Many unionists in Northern Ireland are vehemently opposed to arrangements that have created economic barriers on the movement of goods between Great Britain and Northern Ireland, insisting the protocol has weakened the region’s place within the United Kingdom.

The EU and UK continue to engage in negotiations aimed at significantly reducing the red tape on Irish Sea trade, with both sides recently talking up the potential of an agreed solution being reached.

The DUP has made it clear any agreement that may emerge must meet its tests on removing trade barriers if it is to countenance a return to Stormont.

Brexit
Sinn Fein Party leader Mary Lou McDonald (Peter Morrison/PA)

On Thursday, DUP MLA Emma Little Pengelly emphasised the need to resolve the protocol impasse.

“No Executive has been formed because the NI Protocol does not and will not have the support of unionists,” she said.

“It is a matter for the Secretary of State whether an election is called.
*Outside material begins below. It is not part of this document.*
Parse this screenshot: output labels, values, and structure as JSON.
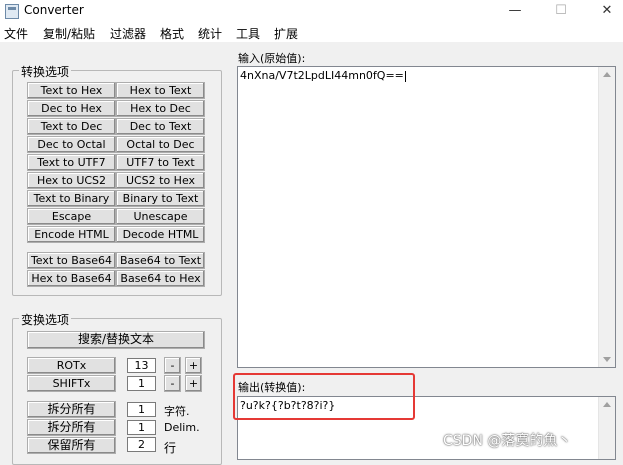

“Devolution in Northern Ireland can only function when it has support of all communities.

“There is a growing acceptance of the problems caused by the protocol and there is growing support for our position.

“The Secretary of State knows the key to unlocking progress is to deal with the protocol, to respect our constitutional position and restore Northern Ireland’s place within the UK internal market.”

She added: “The issues cannot be dodged. Either the problems created by the Protocol are resolved or basis for the restoration will not exist. The protocol must be replaced with arrangements that unionists can support.”

Earlier, Sinn Fein president Mary Lou McDonald said there was “finally a sense of movement” in the talks between London and Brussels.

Ms McDonald told Sky News there was “finally a sense that a reasonable, rational approach can be taken and a deal can be struck on the outstanding issues around the protocol, that those matters can be resolved, that we can then get back to work and delivering for people as the health crisis looms.

“In the grip of the cost-of-living crisis, it’s not too much for the people of the north of Ireland to expect that when they go out and they vote and return their democratic verdict that political leaders go back to work.”